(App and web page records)
★ ★ ★ ★ ★ ★ ★

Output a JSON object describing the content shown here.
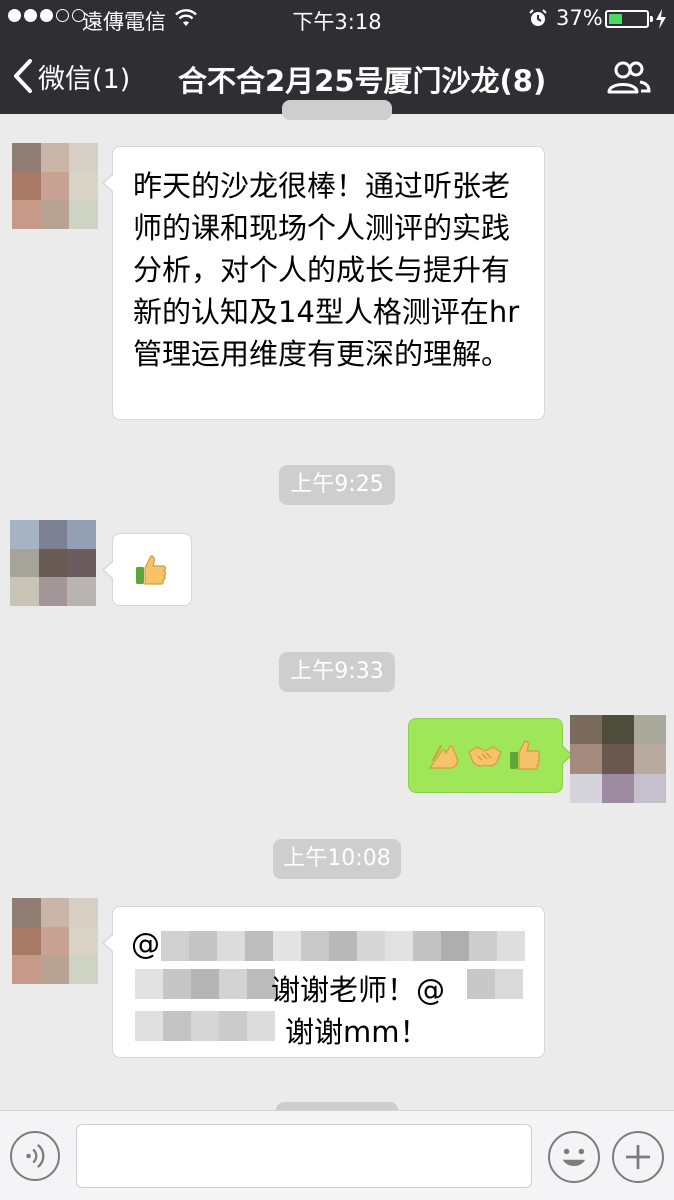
{
  "status_bar": {
    "carrier": "遠傳電信",
    "time": "下午3:18",
    "battery_percent_text": "37%",
    "battery_level": 0.37,
    "signal_bars_filled": 3,
    "signal_bars_total": 5
  },
  "nav": {
    "back_label": "微信(1)",
    "title": "合不合2月25号厦门沙龙(8)"
  },
  "messages": [
    {
      "side": "left",
      "type": "text",
      "text": "昨天的沙龙很棒！通过听张老师的课和现场个人测评的实践分析，对个人的成长与提升有新的认知及14型人格测评在hr管理运用维度有更深的理解。"
    },
    {
      "type": "timestamp",
      "text": "上午9:25"
    },
    {
      "side": "left",
      "type": "emoji",
      "emojis": [
        "thumbs-up"
      ]
    },
    {
      "type": "timestamp",
      "text": "上午9:33"
    },
    {
      "side": "right",
      "type": "emoji",
      "emojis": [
        "pointing-hand",
        "handshake",
        "thumbs-up"
      ]
    },
    {
      "type": "timestamp",
      "text": "上午10:08"
    },
    {
      "side": "left",
      "type": "text",
      "line1_prefix": "@",
      "line2_text": "谢谢老师！@",
      "line3_text": "谢谢mm！"
    }
  ],
  "colors": {
    "header_bg": "#2e2e33",
    "chat_bg": "#ebebeb",
    "my_bubble": "#9fe658",
    "battery_green": "#4cd964"
  }
}
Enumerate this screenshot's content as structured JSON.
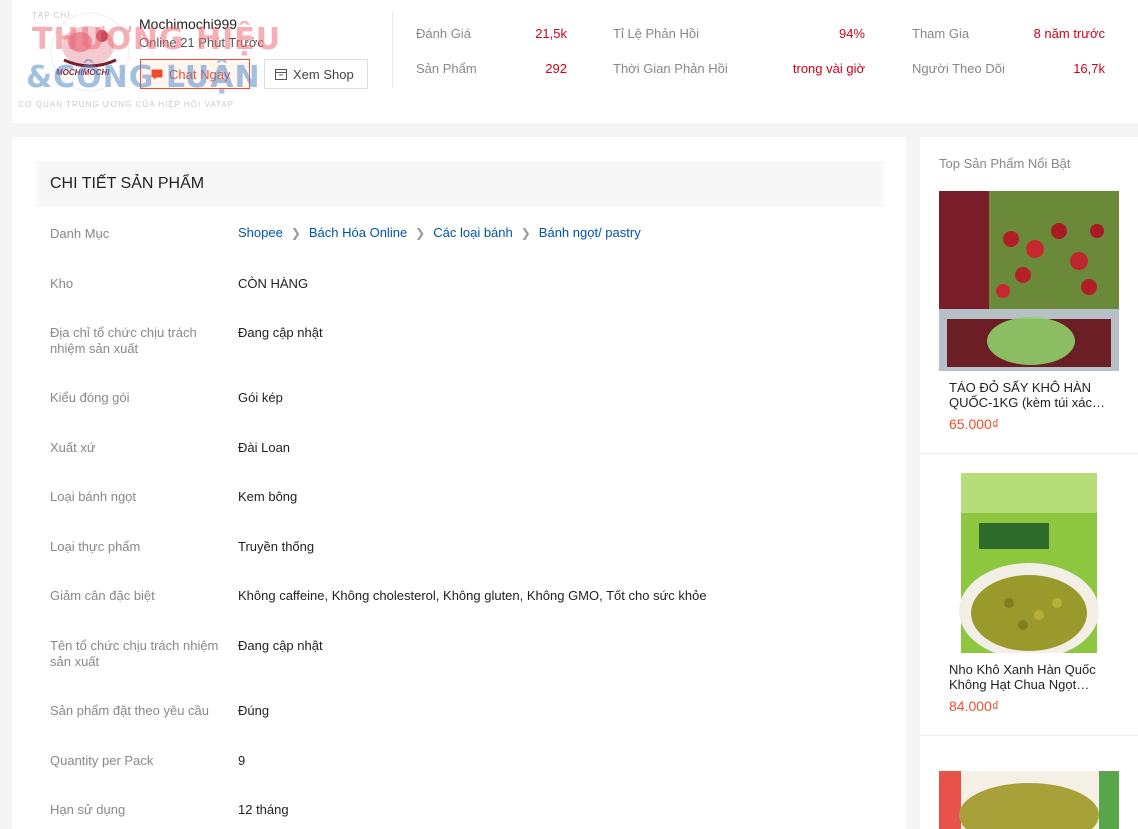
{
  "shop": {
    "name": "Mochimochi999",
    "online": "Online 21 Phút Trước",
    "chat_button": "Chat Ngay",
    "view_shop_button": "Xem Shop",
    "logo_text": "MOCHIMOCHI"
  },
  "stats": [
    {
      "label": "Đánh Giá",
      "value": "21,5k"
    },
    {
      "label": "Sản Phẩm",
      "value": "292"
    },
    {
      "label": "Tỉ Lệ Phản Hồi",
      "value": "94%"
    },
    {
      "label": "Thời Gian Phản Hồi",
      "value": "trong vài giờ"
    },
    {
      "label": "Tham Gia",
      "value": "8 năm trước"
    },
    {
      "label": "Người Theo Dõi",
      "value": "16,7k"
    }
  ],
  "watermark": {
    "top": "TẠP CHÍ",
    "line1": "THƯƠNG HIỆU",
    "line2": "&CÔNG LUẬN",
    "bottom": "CƠ QUAN TRUNG ƯƠNG CỦA HIỆP HỘI VATAP"
  },
  "details": {
    "title": "CHI TIẾT SẢN PHẨM",
    "category_label": "Danh Mục",
    "breadcrumb": [
      "Shopee",
      "Bách Hóa Online",
      "Các loại bánh",
      "Bánh ngọt/ pastry"
    ],
    "rows": [
      {
        "label": "Kho",
        "value": "CÒN HÀNG"
      },
      {
        "label": "Địa chỉ tổ chức chịu trách nhiệm sản xuất",
        "value": "Đang cập nhật"
      },
      {
        "label": "Kiểu đóng gói",
        "value": "Gói kép"
      },
      {
        "label": "Xuất xứ",
        "value": "Đài Loan"
      },
      {
        "label": "Loại bánh ngọt",
        "value": "Kem bông"
      },
      {
        "label": "Loại thực phẩm",
        "value": "Truyền thống"
      },
      {
        "label": "Giảm cân đặc biệt",
        "value": "Không caffeine, Không cholesterol, Không gluten, Không GMO, Tốt cho sức khỏe"
      },
      {
        "label": "Tên tổ chức chịu trách nhiệm sản xuất",
        "value": "Đang cập nhật"
      },
      {
        "label": "Sản phẩm đặt theo yêu cầu",
        "value": "Đúng"
      },
      {
        "label": "Quantity per Pack",
        "value": "9"
      },
      {
        "label": "Hạn sử dụng",
        "value": "12 tháng"
      }
    ]
  },
  "sidebar": {
    "title": "Top Sản Phẩm Nổi Bật",
    "products": [
      {
        "name": "TÁO ĐỎ SẤY KHÔ HÀN QUỐC-1KG (kèm túi xác…",
        "price": "65.000₫"
      },
      {
        "name": "Nho Khô Xanh Hàn Quốc Không Hạt Chua Ngọt…",
        "price": "84.000₫"
      }
    ]
  },
  "colors": {
    "accent": "#ee4d2d",
    "stat_value": "#d0011b",
    "link": "#0055aa"
  }
}
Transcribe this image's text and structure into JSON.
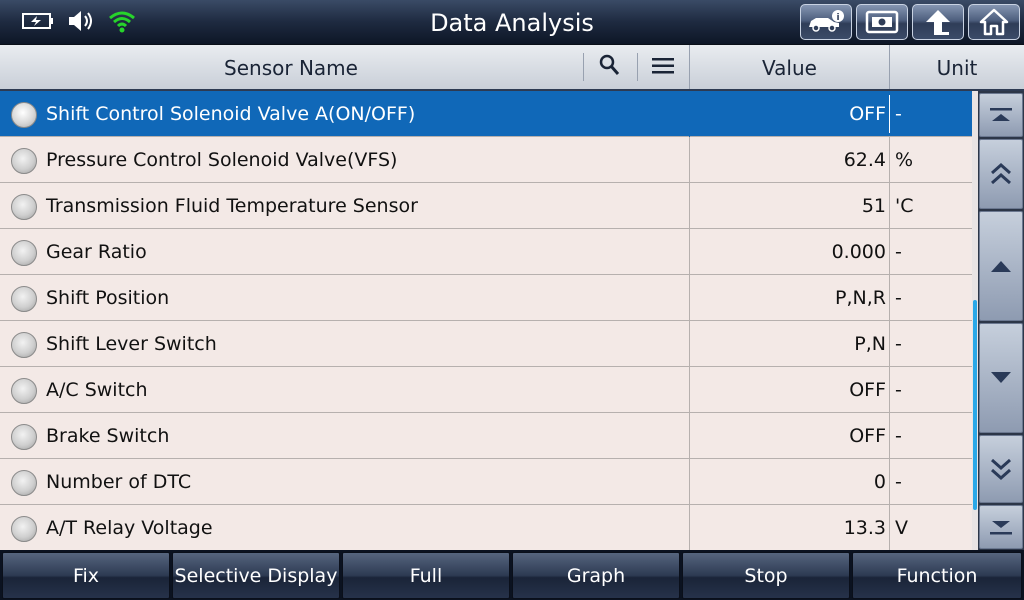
{
  "header": {
    "title": "Data Analysis",
    "status_icons": [
      "battery-charging-icon",
      "speaker-icon",
      "wifi-icon"
    ],
    "buttons": [
      "vehicle-info-icon",
      "screenshot-icon",
      "back-up-arrow-icon",
      "home-icon"
    ]
  },
  "table": {
    "columns": {
      "name": "Sensor Name",
      "value": "Value",
      "unit": "Unit"
    },
    "rows": [
      {
        "name": "Shift Control Solenoid Valve A(ON/OFF)",
        "value": "OFF",
        "unit": "-",
        "selected": true
      },
      {
        "name": "Pressure Control Solenoid Valve(VFS)",
        "value": "62.4",
        "unit": "%"
      },
      {
        "name": "Transmission Fluid Temperature Sensor",
        "value": "51",
        "unit": "'C"
      },
      {
        "name": "Gear Ratio",
        "value": "0.000",
        "unit": "-"
      },
      {
        "name": "Shift Position",
        "value": "P,N,R",
        "unit": "-"
      },
      {
        "name": "Shift Lever Switch",
        "value": "P,N",
        "unit": "-"
      },
      {
        "name": "A/C Switch",
        "value": "OFF",
        "unit": "-"
      },
      {
        "name": "Brake Switch",
        "value": "OFF",
        "unit": "-"
      },
      {
        "name": "Number of DTC",
        "value": "0",
        "unit": "-"
      },
      {
        "name": "A/T Relay Voltage",
        "value": "13.3",
        "unit": "V"
      }
    ]
  },
  "scroll_buttons": [
    "scroll-top-icon",
    "page-up-icon",
    "line-up-icon",
    "line-down-icon",
    "page-down-icon",
    "scroll-bottom-icon"
  ],
  "footer": {
    "fix": "Fix",
    "selective_display": "Selective Display",
    "full": "Full",
    "graph": "Graph",
    "stop": "Stop",
    "function": "Function"
  },
  "colors": {
    "selected_row": "#1068b8",
    "row_bg": "#f3e9e6",
    "title_bar": "#1e2a40",
    "scroll_indicator": "#2aa8e8"
  }
}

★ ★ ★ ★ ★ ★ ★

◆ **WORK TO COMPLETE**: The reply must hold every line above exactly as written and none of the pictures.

◆ **RESPONSE TO THIS EXERCISE**:
Output a JSON object describing the content shown here.
{
  "status_bar": {
    "carrier": "遠傳電信",
    "time": "下午3:18",
    "battery_percent_text": "37%",
    "battery_level": 0.37,
    "signal_bars_filled": 3,
    "signal_bars_total": 5
  },
  "nav": {
    "back_label": "微信(1)",
    "title": "合不合2月25号厦门沙龙(8)"
  },
  "messages": [
    {
      "side": "left",
      "type": "text",
      "text": "昨天的沙龙很棒！通过听张老师的课和现场个人测评的实践分析，对个人的成长与提升有新的认知及14型人格测评在hr管理运用维度有更深的理解。"
    },
    {
      "type": "timestamp",
      "text": "上午9:25"
    },
    {
      "side": "left",
      "type": "emoji",
      "emojis": [
        "thumbs-up"
      ]
    },
    {
      "type": "timestamp",
      "text": "上午9:33"
    },
    {
      "side": "right",
      "type": "emoji",
      "emojis": [
        "pointing-hand",
        "handshake",
        "thumbs-up"
      ]
    },
    {
      "type": "timestamp",
      "text": "上午10:08"
    },
    {
      "side": "left",
      "type": "text",
      "line1_prefix": "@",
      "line2_text": "谢谢老师！@",
      "line3_text": "谢谢mm！"
    }
  ],
  "colors": {
    "header_bg": "#2e2e33",
    "chat_bg": "#ebebeb",
    "my_bubble": "#9fe658",
    "battery_green": "#4cd964"
  }
}
Enumerate this screenshot's content as structured JSON.
{
  "shop": {
    "name": "Mochimochi999",
    "online": "Online 21 Phút Trước",
    "chat_button": "Chat Ngay",
    "view_shop_button": "Xem Shop",
    "logo_text": "MOCHIMOCHI"
  },
  "stats": [
    {
      "label": "Đánh Giá",
      "value": "21,5k"
    },
    {
      "label": "Sản Phẩm",
      "value": "292"
    },
    {
      "label": "Tỉ Lệ Phản Hồi",
      "value": "94%"
    },
    {
      "label": "Thời Gian Phản Hồi",
      "value": "trong vài giờ"
    },
    {
      "label": "Tham Gia",
      "value": "8 năm trước"
    },
    {
      "label": "Người Theo Dõi",
      "value": "16,7k"
    }
  ],
  "watermark": {
    "top": "TẠP CHÍ",
    "line1": "THƯƠNG HIỆU",
    "line2": "&CÔNG LUẬN",
    "bottom": "CƠ QUAN TRUNG ƯƠNG CỦA HIỆP HỘI VATAP"
  },
  "details": {
    "title": "CHI TIẾT SẢN PHẨM",
    "category_label": "Danh Mục",
    "breadcrumb": [
      "Shopee",
      "Bách Hóa Online",
      "Các loại bánh",
      "Bánh ngọt/ pastry"
    ],
    "rows": [
      {
        "label": "Kho",
        "value": "CÒN HÀNG"
      },
      {
        "label": "Địa chỉ tổ chức chịu trách nhiệm sản xuất",
        "value": "Đang cập nhật"
      },
      {
        "label": "Kiểu đóng gói",
        "value": "Gói kép"
      },
      {
        "label": "Xuất xứ",
        "value": "Đài Loan"
      },
      {
        "label": "Loại bánh ngọt",
        "value": "Kem bông"
      },
      {
        "label": "Loại thực phẩm",
        "value": "Truyền thống"
      },
      {
        "label": "Giảm cân đặc biệt",
        "value": "Không caffeine, Không cholesterol, Không gluten, Không GMO, Tốt cho sức khỏe"
      },
      {
        "label": "Tên tổ chức chịu trách nhiệm sản xuất",
        "value": "Đang cập nhật"
      },
      {
        "label": "Sản phẩm đặt theo yêu cầu",
        "value": "Đúng"
      },
      {
        "label": "Quantity per Pack",
        "value": "9"
      },
      {
        "label": "Hạn sử dụng",
        "value": "12 tháng"
      }
    ]
  },
  "sidebar": {
    "title": "Top Sản Phẩm Nổi Bật",
    "products": [
      {
        "name": "TÁO ĐỎ SẤY KHÔ HÀN QUỐC-1KG (kèm túi xác…",
        "price": "65.000₫"
      },
      {
        "name": "Nho Khô Xanh Hàn Quốc Không Hạt Chua Ngọt…",
        "price": "84.000₫"
      }
    ]
  },
  "colors": {
    "accent": "#ee4d2d",
    "stat_value": "#d0011b",
    "link": "#0055aa"
  }
}
Transcribe this image's text and structure into JSON.
{
  "header": {
    "title": "Data Analysis",
    "status_icons": [
      "battery-charging-icon",
      "speaker-icon",
      "wifi-icon"
    ],
    "buttons": [
      "vehicle-info-icon",
      "screenshot-icon",
      "back-up-arrow-icon",
      "home-icon"
    ]
  },
  "table": {
    "columns": {
      "name": "Sensor Name",
      "value": "Value",
      "unit": "Unit"
    },
    "rows": [
      {
        "name": "Shift Control Solenoid Valve A(ON/OFF)",
        "value": "OFF",
        "unit": "-",
        "selected": true
      },
      {
        "name": "Pressure Control Solenoid Valve(VFS)",
        "value": "62.4",
        "unit": "%"
      },
      {
        "name": "Transmission Fluid Temperature Sensor",
        "value": "51",
        "unit": "'C"
      },
      {
        "name": "Gear Ratio",
        "value": "0.000",
        "unit": "-"
      },
      {
        "name": "Shift Position",
        "value": "P,N,R",
        "unit": "-"
      },
      {
        "name": "Shift Lever Switch",
        "value": "P,N",
        "unit": "-"
      },
      {
        "name": "A/C Switch",
        "value": "OFF",
        "unit": "-"
      },
      {
        "name": "Brake Switch",
        "value": "OFF",
        "unit": "-"
      },
      {
        "name": "Number of DTC",
        "value": "0",
        "unit": "-"
      },
      {
        "name": "A/T Relay Voltage",
        "value": "13.3",
        "unit": "V"
      }
    ]
  },
  "scroll_buttons": [
    "scroll-top-icon",
    "page-up-icon",
    "line-up-icon",
    "line-down-icon",
    "page-down-icon",
    "scroll-bottom-icon"
  ],
  "footer": {
    "fix": "Fix",
    "selective_display": "Selective Display",
    "full": "Full",
    "graph": "Graph",
    "stop": "Stop",
    "function": "Function"
  },
  "colors": {
    "selected_row": "#1068b8",
    "row_bg": "#f3e9e6",
    "title_bar": "#1e2a40",
    "scroll_indicator": "#2aa8e8"
  }
}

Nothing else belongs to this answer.